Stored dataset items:

-- Opening Marker --

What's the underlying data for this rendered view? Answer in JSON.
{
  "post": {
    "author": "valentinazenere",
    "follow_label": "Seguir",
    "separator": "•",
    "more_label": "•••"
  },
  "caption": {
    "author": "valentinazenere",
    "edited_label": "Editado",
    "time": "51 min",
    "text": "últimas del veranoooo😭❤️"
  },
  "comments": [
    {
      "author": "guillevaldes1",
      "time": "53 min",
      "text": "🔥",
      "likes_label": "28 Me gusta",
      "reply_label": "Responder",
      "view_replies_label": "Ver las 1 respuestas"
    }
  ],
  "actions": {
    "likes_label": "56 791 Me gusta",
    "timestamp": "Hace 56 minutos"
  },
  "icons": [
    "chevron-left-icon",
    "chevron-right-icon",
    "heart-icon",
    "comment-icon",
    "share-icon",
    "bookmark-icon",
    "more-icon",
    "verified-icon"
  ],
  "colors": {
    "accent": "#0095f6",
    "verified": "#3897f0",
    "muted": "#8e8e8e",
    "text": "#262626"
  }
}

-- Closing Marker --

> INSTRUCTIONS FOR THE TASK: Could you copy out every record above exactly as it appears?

> REPLY TO THE TASK:
What's the underlying data for this rendered view? Answer in JSON.
{
  "post": {
    "author": "valentinazenere",
    "follow_label": "Seguir",
    "separator": "•",
    "more_label": "•••"
  },
  "caption": {
    "author": "valentinazenere",
    "edited_label": "Editado",
    "time": "51 min",
    "text": "últimas del veranoooo😭❤️"
  },
  "comments": [
    {
      "author": "guillevaldes1",
      "time": "53 min",
      "text": "🔥",
      "likes_label": "28 Me gusta",
      "reply_label": "Responder",
      "view_replies_label": "Ver las 1 respuestas"
    }
  ],
  "actions": {
    "likes_label": "56 791 Me gusta",
    "timestamp": "Hace 56 minutos"
  },
  "icons": [
    "chevron-left-icon",
    "chevron-right-icon",
    "heart-icon",
    "comment-icon",
    "share-icon",
    "bookmark-icon",
    "more-icon",
    "verified-icon"
  ],
  "colors": {
    "accent": "#0095f6",
    "verified": "#3897f0",
    "muted": "#8e8e8e",
    "text": "#262626"
  }
}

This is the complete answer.